On the negative side, if it doesn’t work out and they can’t get Hemsky to sign, they’ve given up very little and might be able to recoup those draft picks in other deals. Bottom line is they grabbed a top-6 forward looking for a fresh start and didn’t give up a single prospect in their system. They even got a discounted salary. Eugene Melnyk will be happy with that, as Hemsky not only gives this team a much better chance to realize some playoff revenues this season, but he’s dirt cheap during his audition.
Hemsky has been locked away in the basement of Edmonton for so long that Ottawa will seem like a new lease on life for him. That could go a long way to making him want to stay and Murray would look pretty good getting Hemsky’s signature on a contract.
Chris Phillips Re-Signs For Two Years
This was a deal that just had to get done for a number of reasons. Phillips took a little less money overall to get that 2nd year on the deal ($2.5 million per, down from his current $3m salary) but the compromise from both sides of the table will help this team in the short and long-term.
Phillips is, along with Methot, this team’s most dependable defensive D-man and is usually paired with young defensemen new to the league, whether it’s Jared Cowen, Eric Gryba or, currently, Cody Ceci.

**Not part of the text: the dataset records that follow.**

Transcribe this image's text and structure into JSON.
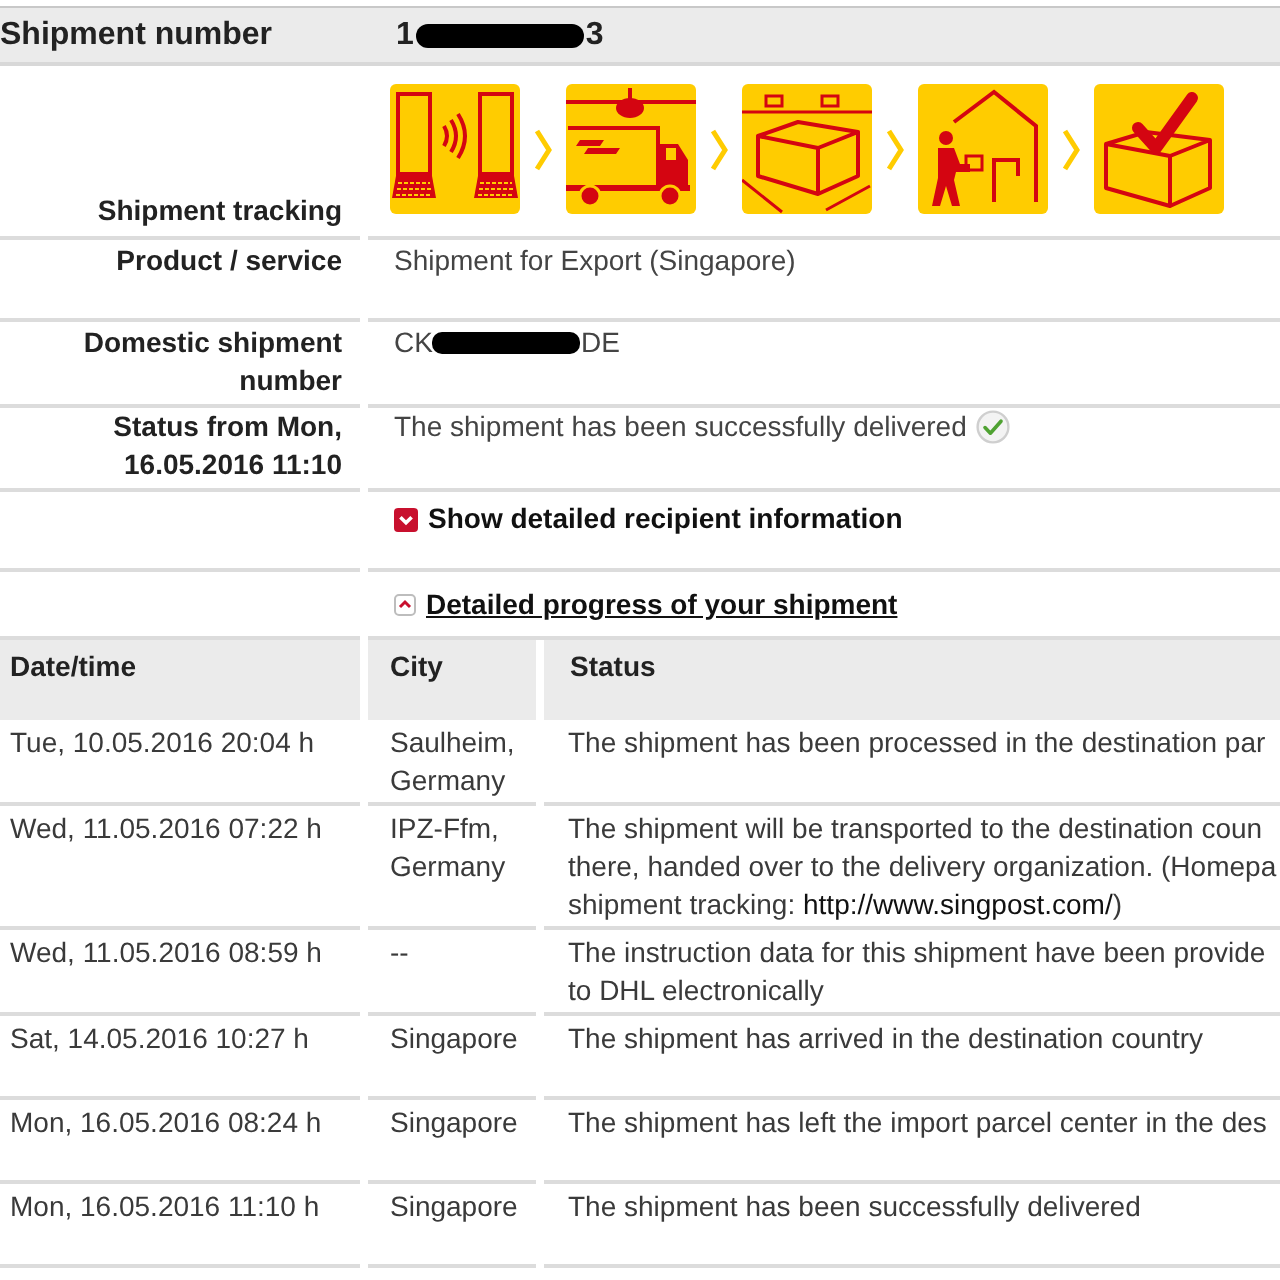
{
  "shipment_number": {
    "label": "Shipment number",
    "value_start": "1",
    "value_end": "3",
    "redacted": true
  },
  "tracking": {
    "label": "Shipment tracking",
    "steps": [
      {
        "kind": "notice",
        "completed": true
      },
      {
        "kind": "transport",
        "completed": true
      },
      {
        "kind": "hub",
        "completed": true
      },
      {
        "kind": "delivery",
        "completed": true
      },
      {
        "kind": "delivered",
        "completed": true
      }
    ]
  },
  "details": [
    {
      "label": "Product / service",
      "value": "Shipment for Export (Singapore)"
    },
    {
      "label": "Domestic shipment number",
      "value_start": "CK",
      "value_end": "DE",
      "redacted": true
    },
    {
      "label": "Status from Mon, 16.05.2016 11:10",
      "value": "The shipment has been successfully delivered",
      "delivered": true
    }
  ],
  "toggles": [
    {
      "label": "Show detailed recipient information",
      "expanded": false
    },
    {
      "label": "Detailed progress of your shipment",
      "expanded": true
    }
  ],
  "events": {
    "columns": [
      "Date/time",
      "City",
      "Status"
    ],
    "rows": [
      {
        "date": "Tue, 10.05.2016 20:04 h",
        "city": "Saulheim, Germany",
        "status_lines": [
          "The shipment has been processed in the destination par"
        ]
      },
      {
        "date": "Wed, 11.05.2016 07:22 h",
        "city": "IPZ-Ffm, Germany",
        "status_lines": [
          "The shipment will be transported to the destination coun",
          "there, handed over to the delivery organization. (Homepa",
          "shipment tracking: "
        ],
        "link": "http://www.singpost.com/",
        "after_link": ")"
      },
      {
        "date": "Wed, 11.05.2016 08:59 h",
        "city": "--",
        "status_lines": [
          "The instruction data for this shipment have been provide",
          "to DHL electronically"
        ]
      },
      {
        "date": "Sat, 14.05.2016 10:27 h",
        "city": "Singapore",
        "status_lines": [
          "The shipment has arrived in the destination country"
        ]
      },
      {
        "date": "Mon, 16.05.2016 08:24 h",
        "city": "Singapore",
        "status_lines": [
          "The shipment has left the import parcel center in the des"
        ]
      },
      {
        "date": "Mon, 16.05.2016 11:10 h",
        "city": "Singapore",
        "status_lines": [
          "The shipment has been successfully delivered"
        ]
      }
    ]
  }
}
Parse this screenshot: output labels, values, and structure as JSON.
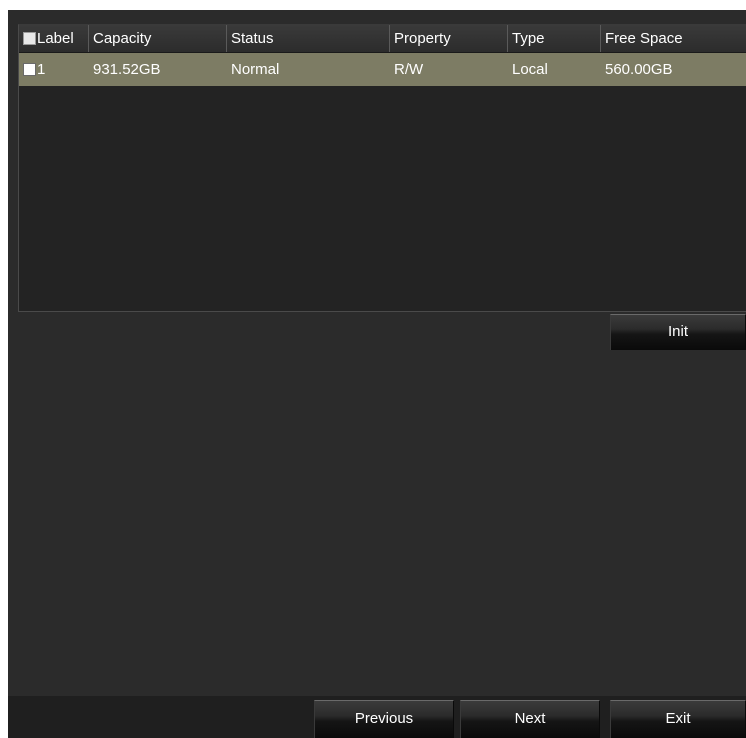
{
  "table": {
    "columns": [
      "Label",
      "Capacity",
      "Status",
      "Property",
      "Type",
      "Free Space"
    ],
    "rows": [
      {
        "label": "1",
        "capacity": "931.52GB",
        "status": "Normal",
        "property": "R/W",
        "type": "Local",
        "free_space": "560.00GB",
        "selected": true
      }
    ]
  },
  "buttons": {
    "init": "Init",
    "previous": "Previous",
    "next": "Next",
    "exit": "Exit"
  },
  "colors": {
    "background": "#2b2b2b",
    "selected_row": "#7d7c64",
    "text": "#ffffff"
  }
}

The Senators have to love what they’re seeing from Ceci so far this season, like his courage to make plays far up the ice which we saw on one of his goals in Vancouver last weekend. A lot of that confidence comes from playing with a steady figure like Phillips.
The struggles of Cowen and Patrick Wiercioch probably forced Murray’s hand with Phillips, but there’s also something telling me that Murray wanted no part of losing another community icon like “Big Rig” after what happened with Daniel Alfredsson this past summer. You can tell how popular and beloved Phillips is in that dressing room as well. Trading a guy like that would have been tough for everybody. In the end, the Senators get Phillips for a bargain compared to what he would have gotten as a free agent.
And when Phillips surpasses Alfredsson for the all-time games played as a Senator next season, the organization will have a feel-good story that will go a long way in erasing some past mistakes that may or may not have anything to do with old #11.
In a minor move, Joe Corvo, who cleared waivers today, was loaned to the Chicago Wolves of the AHL for the remainder of the season. That clears a bit of a jam on defense and now the Senators have just 7 defenseman on the roster which is a bit more comfortable for everyone. It’s tough to see two scratches every night on D, and Corvo has been the forgotten man back there. I thought Corvo was fine in his sporadic starts and could have played more, but coach Paul MacLean didn’t trust him and that’s good explanation enough for me. Corvo might have deserved a better fate, as did Conacher, but whoever said the NHL was fair?